--- Provided entries ---

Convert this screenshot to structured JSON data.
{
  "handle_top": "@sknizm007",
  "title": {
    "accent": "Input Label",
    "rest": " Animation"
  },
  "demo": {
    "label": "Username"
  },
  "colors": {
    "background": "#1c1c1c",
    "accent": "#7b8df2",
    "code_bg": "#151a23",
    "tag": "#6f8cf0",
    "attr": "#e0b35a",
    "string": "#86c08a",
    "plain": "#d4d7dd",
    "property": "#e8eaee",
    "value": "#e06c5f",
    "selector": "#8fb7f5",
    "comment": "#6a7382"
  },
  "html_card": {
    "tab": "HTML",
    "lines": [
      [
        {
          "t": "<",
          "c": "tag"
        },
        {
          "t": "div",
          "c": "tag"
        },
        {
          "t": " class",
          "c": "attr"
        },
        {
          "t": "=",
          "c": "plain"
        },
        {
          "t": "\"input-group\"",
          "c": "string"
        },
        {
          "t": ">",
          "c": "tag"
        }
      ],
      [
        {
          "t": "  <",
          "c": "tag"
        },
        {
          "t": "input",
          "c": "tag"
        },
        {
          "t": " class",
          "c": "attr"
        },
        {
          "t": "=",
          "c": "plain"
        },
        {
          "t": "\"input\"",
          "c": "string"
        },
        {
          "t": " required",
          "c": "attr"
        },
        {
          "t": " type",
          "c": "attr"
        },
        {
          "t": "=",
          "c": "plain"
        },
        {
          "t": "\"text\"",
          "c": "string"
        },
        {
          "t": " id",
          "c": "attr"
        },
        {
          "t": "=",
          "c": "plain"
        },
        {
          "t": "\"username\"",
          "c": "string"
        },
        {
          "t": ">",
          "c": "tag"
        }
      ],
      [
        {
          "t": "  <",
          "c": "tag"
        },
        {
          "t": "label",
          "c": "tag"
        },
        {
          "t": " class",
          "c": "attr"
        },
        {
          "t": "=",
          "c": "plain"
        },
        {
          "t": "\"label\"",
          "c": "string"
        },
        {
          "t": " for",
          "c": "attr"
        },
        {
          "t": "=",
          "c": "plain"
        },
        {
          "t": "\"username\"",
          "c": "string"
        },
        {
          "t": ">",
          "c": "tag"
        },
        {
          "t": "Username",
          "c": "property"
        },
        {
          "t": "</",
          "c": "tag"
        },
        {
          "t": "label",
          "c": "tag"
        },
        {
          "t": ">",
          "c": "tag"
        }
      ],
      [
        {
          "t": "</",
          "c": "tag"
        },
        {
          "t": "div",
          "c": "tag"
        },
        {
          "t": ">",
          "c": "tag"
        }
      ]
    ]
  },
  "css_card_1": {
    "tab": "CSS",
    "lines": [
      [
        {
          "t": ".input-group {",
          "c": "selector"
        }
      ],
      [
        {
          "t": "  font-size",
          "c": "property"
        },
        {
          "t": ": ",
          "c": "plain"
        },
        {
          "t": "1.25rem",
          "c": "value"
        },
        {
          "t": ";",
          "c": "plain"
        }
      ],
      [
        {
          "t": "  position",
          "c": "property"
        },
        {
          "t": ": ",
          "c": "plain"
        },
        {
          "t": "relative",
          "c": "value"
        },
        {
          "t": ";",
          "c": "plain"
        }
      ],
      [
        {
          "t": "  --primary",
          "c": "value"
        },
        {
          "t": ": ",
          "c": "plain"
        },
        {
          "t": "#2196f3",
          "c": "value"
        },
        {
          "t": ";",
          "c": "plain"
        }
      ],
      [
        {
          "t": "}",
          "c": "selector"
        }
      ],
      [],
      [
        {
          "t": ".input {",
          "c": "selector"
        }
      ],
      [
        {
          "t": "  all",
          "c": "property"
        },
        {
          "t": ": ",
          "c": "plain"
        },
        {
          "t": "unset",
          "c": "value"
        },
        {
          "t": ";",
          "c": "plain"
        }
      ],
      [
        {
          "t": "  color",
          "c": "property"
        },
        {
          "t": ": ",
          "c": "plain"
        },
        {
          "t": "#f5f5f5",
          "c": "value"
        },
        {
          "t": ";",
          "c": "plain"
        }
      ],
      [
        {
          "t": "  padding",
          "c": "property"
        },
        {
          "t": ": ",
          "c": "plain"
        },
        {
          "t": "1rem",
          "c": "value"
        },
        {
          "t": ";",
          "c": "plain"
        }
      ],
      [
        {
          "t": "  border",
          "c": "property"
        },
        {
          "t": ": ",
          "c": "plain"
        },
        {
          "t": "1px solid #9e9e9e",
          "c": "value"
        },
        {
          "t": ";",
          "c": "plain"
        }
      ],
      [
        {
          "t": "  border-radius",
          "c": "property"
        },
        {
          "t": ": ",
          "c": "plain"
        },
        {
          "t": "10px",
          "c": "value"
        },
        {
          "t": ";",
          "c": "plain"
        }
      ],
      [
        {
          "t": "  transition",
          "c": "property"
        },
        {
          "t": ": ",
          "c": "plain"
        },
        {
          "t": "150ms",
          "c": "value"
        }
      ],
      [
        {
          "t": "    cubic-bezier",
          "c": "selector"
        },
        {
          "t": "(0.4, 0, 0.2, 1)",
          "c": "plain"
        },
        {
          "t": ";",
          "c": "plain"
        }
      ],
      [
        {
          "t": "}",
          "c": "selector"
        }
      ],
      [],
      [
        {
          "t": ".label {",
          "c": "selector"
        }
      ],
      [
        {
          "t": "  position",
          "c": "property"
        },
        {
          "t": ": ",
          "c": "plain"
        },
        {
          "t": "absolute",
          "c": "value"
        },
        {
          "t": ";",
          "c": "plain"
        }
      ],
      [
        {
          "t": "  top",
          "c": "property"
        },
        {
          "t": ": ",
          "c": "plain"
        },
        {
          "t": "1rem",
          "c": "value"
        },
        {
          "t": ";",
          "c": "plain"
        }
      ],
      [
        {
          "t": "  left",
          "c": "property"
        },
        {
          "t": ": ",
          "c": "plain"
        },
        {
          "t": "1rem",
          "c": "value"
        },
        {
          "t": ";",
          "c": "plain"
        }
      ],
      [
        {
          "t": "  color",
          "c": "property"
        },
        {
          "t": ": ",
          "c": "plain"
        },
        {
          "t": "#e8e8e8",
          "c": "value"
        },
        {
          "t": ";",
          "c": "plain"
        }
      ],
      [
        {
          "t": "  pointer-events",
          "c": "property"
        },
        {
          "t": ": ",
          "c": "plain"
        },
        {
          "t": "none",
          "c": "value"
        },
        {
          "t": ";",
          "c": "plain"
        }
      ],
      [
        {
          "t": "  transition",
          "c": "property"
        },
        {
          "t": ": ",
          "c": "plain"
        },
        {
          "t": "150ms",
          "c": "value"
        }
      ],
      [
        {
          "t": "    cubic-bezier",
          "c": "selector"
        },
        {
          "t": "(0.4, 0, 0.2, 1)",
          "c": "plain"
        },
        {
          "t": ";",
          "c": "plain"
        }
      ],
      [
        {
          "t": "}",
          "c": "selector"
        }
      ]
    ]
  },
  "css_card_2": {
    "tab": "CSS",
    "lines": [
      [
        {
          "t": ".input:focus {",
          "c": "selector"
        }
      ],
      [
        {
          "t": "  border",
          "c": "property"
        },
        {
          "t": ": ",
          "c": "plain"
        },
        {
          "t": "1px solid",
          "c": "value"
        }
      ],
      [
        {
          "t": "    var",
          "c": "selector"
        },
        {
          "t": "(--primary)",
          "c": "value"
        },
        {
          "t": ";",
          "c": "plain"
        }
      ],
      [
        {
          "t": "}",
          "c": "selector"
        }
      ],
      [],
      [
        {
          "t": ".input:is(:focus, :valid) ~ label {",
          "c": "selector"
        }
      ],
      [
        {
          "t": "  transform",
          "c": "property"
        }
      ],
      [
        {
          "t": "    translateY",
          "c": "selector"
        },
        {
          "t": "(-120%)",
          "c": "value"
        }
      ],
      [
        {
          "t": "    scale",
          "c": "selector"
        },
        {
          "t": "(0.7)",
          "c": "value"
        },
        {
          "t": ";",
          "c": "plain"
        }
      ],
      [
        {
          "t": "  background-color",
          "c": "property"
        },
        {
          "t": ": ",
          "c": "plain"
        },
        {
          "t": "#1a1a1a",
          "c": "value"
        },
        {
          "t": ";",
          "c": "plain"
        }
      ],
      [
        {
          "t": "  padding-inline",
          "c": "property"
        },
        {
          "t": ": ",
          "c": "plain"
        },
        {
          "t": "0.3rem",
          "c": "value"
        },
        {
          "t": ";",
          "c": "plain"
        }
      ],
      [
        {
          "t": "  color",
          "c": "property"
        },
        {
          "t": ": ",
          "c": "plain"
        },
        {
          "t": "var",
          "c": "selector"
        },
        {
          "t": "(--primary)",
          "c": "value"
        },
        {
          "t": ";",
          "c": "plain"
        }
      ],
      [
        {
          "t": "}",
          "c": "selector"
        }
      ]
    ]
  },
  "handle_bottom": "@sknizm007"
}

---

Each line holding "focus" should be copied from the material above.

> Answer section:
          "t": ".input:focus {",
          "t": ".input:is(:focus, :valid) ~ label {",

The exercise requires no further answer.